Tony Mastroianni Review Collection

"Front Page" is still a merry scoop

Cleveland Press October 20, 1973

Get over to the Play House Euclid-77th theater and take a look at the sort of farce-melodrama the latest shows can only suggest but never deliver.

The Play House opened its 58th season last night with a revival of the 1928 hit play, "The Front Page." At age 45 the play isn't quite a classic but it has aged well.

This is a rollicking, exuberant, energetic, exaggerated, Iarger-than-life kind of play. It is the archetype newspaper drama in which reporters wisecrack, wear their hats on the backs of their heads and give their imaginations full rein when covering a story.

The play has been staged and played straight -- no camping, no updating. It's still a delight, an evening of fun. There's no deep meaning, no need to look for it.

Is it a bad play for all that? Not at all. If there is anything dated about "The Front Page" it is its demonstration of a kind of play writing that had but one function -- to keep audiences happy, to grab them and hold them and delight them.

Last night's audience was caught up with the excitement and impudence of the play.

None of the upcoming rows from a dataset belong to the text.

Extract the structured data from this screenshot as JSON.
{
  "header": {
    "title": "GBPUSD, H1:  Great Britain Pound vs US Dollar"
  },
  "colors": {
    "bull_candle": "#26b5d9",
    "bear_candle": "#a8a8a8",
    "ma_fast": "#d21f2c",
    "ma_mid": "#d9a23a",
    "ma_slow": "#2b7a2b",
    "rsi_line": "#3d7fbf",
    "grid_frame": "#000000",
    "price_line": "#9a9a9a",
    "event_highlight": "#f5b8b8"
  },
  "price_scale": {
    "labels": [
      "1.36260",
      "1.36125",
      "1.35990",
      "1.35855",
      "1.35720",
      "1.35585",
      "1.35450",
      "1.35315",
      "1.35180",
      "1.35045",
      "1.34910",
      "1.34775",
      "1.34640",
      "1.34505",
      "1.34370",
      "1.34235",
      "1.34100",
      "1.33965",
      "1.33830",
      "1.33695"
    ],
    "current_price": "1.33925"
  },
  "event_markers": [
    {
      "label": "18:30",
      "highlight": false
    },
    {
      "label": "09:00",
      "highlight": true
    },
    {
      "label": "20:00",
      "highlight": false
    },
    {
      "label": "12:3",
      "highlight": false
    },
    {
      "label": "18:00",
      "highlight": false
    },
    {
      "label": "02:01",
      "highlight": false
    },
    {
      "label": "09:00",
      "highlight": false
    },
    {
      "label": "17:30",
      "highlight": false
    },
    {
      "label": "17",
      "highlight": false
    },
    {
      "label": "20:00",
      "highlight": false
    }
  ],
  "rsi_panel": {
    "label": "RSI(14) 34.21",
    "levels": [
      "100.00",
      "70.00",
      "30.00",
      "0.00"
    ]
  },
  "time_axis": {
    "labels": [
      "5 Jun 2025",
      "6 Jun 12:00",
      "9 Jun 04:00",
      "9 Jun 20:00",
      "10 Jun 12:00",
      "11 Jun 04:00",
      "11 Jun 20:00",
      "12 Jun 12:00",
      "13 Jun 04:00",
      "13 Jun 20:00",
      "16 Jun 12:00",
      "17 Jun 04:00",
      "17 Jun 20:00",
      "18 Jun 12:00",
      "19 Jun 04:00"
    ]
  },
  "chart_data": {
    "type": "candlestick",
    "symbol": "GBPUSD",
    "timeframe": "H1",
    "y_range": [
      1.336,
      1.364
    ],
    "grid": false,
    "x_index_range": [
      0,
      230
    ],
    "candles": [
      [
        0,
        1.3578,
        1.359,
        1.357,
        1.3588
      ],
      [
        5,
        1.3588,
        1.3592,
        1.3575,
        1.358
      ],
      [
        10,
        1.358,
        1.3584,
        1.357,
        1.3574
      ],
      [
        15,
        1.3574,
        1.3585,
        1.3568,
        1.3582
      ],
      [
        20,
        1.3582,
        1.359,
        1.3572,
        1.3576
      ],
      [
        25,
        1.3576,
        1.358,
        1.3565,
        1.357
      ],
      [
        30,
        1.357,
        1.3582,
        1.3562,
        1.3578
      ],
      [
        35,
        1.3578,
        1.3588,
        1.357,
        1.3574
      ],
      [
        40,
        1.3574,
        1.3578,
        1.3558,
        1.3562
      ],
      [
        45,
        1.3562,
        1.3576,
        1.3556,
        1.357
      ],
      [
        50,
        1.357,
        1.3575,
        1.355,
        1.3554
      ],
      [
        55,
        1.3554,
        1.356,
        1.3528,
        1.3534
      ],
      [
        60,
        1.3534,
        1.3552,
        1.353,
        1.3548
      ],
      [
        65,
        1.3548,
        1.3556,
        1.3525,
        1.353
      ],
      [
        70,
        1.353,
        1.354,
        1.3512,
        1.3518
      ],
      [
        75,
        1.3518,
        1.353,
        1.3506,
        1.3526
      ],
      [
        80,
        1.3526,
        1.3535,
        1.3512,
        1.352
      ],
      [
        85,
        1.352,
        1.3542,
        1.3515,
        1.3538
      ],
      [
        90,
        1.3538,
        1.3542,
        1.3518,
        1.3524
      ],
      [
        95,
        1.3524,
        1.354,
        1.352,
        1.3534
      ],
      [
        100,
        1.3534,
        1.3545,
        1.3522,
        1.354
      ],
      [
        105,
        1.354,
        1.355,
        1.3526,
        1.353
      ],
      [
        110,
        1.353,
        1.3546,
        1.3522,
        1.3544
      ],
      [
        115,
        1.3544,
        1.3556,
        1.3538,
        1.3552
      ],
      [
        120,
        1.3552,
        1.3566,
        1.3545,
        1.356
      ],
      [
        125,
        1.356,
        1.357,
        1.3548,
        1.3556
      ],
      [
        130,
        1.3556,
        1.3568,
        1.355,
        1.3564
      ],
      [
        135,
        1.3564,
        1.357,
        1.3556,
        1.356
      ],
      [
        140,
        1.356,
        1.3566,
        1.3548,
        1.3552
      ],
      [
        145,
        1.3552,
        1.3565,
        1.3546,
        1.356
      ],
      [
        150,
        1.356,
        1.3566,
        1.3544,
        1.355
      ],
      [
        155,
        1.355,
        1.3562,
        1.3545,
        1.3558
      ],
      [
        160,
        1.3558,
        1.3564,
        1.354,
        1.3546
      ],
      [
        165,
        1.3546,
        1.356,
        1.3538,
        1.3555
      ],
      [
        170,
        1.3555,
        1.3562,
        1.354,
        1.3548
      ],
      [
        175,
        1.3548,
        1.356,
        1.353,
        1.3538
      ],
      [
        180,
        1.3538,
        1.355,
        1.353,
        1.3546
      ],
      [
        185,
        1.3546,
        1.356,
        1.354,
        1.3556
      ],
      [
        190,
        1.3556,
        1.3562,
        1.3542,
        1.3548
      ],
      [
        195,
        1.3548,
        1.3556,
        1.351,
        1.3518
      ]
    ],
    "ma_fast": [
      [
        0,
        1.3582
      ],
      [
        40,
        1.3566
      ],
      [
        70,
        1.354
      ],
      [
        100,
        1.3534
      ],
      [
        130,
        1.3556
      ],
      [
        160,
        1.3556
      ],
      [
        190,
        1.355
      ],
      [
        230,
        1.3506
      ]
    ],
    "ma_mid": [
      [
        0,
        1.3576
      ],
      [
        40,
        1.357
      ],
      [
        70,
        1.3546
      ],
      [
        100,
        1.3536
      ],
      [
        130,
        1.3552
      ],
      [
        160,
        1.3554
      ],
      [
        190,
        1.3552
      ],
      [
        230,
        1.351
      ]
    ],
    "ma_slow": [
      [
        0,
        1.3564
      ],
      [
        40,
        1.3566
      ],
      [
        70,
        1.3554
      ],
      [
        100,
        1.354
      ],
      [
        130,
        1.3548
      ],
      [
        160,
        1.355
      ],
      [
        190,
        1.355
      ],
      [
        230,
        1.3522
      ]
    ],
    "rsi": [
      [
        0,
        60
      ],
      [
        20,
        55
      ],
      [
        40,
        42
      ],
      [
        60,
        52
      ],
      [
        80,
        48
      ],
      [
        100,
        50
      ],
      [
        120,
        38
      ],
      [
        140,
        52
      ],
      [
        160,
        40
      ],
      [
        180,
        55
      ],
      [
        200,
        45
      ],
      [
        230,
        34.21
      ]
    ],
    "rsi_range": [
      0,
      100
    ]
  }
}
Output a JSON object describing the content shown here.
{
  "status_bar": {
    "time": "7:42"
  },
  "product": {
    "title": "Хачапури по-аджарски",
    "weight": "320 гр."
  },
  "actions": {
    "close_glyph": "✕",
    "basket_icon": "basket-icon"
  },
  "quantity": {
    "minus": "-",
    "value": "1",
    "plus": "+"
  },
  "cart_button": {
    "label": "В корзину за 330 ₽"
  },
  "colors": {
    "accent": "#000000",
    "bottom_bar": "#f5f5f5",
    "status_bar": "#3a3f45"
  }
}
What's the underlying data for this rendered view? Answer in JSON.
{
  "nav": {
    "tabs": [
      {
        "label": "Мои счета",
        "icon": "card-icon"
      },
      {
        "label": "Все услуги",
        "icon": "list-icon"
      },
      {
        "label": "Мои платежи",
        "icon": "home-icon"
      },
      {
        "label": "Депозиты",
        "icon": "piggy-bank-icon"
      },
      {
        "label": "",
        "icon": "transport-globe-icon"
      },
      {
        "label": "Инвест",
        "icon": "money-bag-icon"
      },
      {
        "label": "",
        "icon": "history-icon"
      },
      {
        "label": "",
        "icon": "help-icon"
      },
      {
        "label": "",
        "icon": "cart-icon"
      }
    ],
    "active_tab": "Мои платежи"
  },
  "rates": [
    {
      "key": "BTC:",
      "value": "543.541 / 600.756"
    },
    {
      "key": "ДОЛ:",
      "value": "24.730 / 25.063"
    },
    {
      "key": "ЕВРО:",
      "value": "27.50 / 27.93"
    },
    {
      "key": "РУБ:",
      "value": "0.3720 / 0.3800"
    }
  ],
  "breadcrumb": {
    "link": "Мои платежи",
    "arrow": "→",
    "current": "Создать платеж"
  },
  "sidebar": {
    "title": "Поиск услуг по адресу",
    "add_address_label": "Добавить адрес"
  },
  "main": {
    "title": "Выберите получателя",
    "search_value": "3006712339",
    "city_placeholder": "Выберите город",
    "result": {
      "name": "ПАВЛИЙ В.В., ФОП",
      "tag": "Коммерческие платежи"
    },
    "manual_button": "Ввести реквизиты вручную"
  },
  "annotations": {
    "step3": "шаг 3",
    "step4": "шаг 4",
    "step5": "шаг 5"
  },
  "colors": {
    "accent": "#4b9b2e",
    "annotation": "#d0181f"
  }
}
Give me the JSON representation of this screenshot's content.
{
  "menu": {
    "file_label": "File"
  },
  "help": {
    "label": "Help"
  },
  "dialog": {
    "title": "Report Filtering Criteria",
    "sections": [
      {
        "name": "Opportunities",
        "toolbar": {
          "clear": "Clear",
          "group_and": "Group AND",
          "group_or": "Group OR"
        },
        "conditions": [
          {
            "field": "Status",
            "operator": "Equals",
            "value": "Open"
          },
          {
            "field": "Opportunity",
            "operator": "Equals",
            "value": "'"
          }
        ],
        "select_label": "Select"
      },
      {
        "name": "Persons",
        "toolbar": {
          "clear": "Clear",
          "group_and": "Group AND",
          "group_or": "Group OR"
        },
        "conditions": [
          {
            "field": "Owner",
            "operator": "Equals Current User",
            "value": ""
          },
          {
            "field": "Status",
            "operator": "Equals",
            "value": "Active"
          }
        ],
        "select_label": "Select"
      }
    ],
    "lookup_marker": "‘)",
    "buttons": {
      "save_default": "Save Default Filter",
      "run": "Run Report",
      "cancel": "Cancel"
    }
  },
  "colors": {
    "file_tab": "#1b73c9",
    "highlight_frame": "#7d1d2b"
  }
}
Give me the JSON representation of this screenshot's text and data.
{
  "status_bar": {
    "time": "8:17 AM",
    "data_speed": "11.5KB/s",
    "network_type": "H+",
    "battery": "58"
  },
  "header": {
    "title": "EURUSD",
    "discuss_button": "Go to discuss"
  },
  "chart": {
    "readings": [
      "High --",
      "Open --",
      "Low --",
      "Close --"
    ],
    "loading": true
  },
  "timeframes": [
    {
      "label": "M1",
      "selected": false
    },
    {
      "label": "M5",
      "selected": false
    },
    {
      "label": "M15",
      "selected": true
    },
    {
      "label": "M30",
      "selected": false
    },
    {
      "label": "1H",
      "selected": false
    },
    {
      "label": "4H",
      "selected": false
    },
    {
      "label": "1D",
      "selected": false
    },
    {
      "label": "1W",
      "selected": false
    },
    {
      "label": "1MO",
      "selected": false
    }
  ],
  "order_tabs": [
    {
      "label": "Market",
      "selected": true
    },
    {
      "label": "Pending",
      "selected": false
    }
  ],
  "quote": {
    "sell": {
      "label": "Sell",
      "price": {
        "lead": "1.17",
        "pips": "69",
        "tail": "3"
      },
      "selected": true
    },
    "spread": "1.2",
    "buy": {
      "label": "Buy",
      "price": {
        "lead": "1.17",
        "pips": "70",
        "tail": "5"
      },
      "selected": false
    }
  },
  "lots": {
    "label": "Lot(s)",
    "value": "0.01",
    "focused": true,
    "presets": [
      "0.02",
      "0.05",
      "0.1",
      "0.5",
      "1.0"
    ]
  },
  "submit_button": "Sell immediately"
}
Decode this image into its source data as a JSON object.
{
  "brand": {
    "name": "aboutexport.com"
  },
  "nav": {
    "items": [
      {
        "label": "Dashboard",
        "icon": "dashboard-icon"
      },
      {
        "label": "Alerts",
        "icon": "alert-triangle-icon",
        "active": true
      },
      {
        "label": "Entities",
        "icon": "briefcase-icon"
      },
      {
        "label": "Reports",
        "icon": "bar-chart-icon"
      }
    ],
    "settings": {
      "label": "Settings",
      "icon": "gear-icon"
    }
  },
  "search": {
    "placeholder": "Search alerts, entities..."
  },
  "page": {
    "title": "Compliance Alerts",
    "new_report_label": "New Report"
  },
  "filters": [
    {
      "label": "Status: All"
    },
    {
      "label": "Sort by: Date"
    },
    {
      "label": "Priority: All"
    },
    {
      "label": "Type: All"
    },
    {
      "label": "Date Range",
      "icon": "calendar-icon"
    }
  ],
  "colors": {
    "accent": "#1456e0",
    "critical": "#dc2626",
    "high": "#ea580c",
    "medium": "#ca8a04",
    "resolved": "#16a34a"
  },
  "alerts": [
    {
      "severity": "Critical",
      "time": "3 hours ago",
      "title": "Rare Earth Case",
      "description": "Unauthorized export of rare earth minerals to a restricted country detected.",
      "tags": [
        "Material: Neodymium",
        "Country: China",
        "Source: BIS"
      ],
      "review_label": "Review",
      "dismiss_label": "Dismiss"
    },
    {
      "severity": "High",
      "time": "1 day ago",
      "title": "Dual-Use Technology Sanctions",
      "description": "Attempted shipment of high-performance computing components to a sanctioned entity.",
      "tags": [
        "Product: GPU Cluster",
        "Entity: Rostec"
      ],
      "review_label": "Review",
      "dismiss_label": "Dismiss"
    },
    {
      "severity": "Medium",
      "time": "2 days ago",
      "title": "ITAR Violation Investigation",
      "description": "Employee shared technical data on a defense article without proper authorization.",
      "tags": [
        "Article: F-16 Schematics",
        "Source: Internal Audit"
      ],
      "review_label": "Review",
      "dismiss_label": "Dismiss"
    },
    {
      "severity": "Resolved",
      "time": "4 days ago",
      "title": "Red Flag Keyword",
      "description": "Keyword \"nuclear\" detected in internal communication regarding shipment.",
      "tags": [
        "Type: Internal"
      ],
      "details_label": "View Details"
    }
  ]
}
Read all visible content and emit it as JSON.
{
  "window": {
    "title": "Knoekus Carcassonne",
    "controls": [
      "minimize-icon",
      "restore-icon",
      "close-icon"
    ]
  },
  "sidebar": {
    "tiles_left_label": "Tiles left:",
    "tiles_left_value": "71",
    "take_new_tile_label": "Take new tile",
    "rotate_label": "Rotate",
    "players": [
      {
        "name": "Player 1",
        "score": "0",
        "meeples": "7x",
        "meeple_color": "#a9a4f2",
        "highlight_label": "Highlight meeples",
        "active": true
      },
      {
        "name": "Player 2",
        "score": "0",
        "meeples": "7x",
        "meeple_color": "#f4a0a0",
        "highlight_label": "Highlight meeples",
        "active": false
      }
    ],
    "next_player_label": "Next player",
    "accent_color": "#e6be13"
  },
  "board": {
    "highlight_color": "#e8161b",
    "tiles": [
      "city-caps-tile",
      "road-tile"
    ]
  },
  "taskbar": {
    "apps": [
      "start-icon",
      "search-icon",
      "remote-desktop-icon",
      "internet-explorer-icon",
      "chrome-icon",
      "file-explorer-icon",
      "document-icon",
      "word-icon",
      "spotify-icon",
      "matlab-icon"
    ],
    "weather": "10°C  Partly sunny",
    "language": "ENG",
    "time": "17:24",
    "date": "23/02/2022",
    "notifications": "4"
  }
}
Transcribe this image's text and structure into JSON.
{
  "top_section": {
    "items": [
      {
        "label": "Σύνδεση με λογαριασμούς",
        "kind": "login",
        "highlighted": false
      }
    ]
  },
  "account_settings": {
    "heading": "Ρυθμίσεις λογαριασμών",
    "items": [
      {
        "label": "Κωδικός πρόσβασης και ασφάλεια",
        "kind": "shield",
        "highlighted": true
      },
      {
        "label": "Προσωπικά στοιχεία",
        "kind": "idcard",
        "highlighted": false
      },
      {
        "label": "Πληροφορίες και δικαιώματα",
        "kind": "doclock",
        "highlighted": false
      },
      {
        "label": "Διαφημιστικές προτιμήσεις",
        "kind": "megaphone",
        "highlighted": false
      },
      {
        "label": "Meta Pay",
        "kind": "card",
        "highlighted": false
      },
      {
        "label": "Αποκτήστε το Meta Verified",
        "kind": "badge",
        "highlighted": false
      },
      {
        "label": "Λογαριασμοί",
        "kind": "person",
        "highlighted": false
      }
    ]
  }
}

The melodrama was there in full force but before you could scoff at the melodramatic excitement for being what it was, the play scoffed at it first by capping every scene with a burst of cynical humor.

The setting is the reporters' room of the criminal courts building in Chicago. The place is dingy, dirty and its residents are cheerfully cynical, heartless and foul-mouthed. In another day this was fairly raucous; racy stuff. But cursing has fallen upon dark days and unless a play goes all the way with a hefty selection, of four-letter vulgarities it just isn't modern. The cursing in "The Front Page" doesn't have any four-letter words, clearly a dated work

Playwrights Ben Hecht and Charles MacArthur spun their several plots and wove them together well. The reporters are waiting for the early morning hanging of a convicted murderer, a hanging that will enhance the political futures of the sheriff and the mayor.

One of their number, ace reporter Hildy Johnson, has come to say farewell, to inform them that he is turning his back on this nonsense and instead is getting married and is acquiring an advertising job in New York.

But before he can say "I do" there is a jailbreak and Hildy finds himself the sole possessor of the story and, later, possessor of the escaped prisoner.

What results is a whirlwind of reporters, a bride to-be, her mother, assorted police and deputies, a kindhearted prostitute and one managing editor -- one being enough.

Managing editor Walter Burns doesn't show up until late in the second act. No character has ever entered a play so late and dominated it so completely.

He is cynical, deceptive, mean. He's a tyrant, a perfect managing editor.

James Broderick plays him in a soft-voiced, nonchalant style rather than barking or shouting. The result is a cunning, Machiavellian quality to which most managing editors can only wistfully aspire.

Burns' immediate aims are to get the story, expose the inept sheriff and conniving mayor, and block Hildy's plans. Since good guys finish last, Walter Burns, naturally, finishes first.

Victor Caroli is a fine, dapper, smooth-talking Hildy Johnson. Robert Snook bumbles beautifully as the dumb sheriff. Robert Allman is effectively venal as the mayor. Kerry Slattery is attractive as the girlfriend. Julia Curry appropriately played it straight as the girl of the streets. Evie McElroy is a small riot as the mother.

All of this is well-staged by director Thomas Gruenewald although there were moments when the play seemed to require a faster, more breathless pace.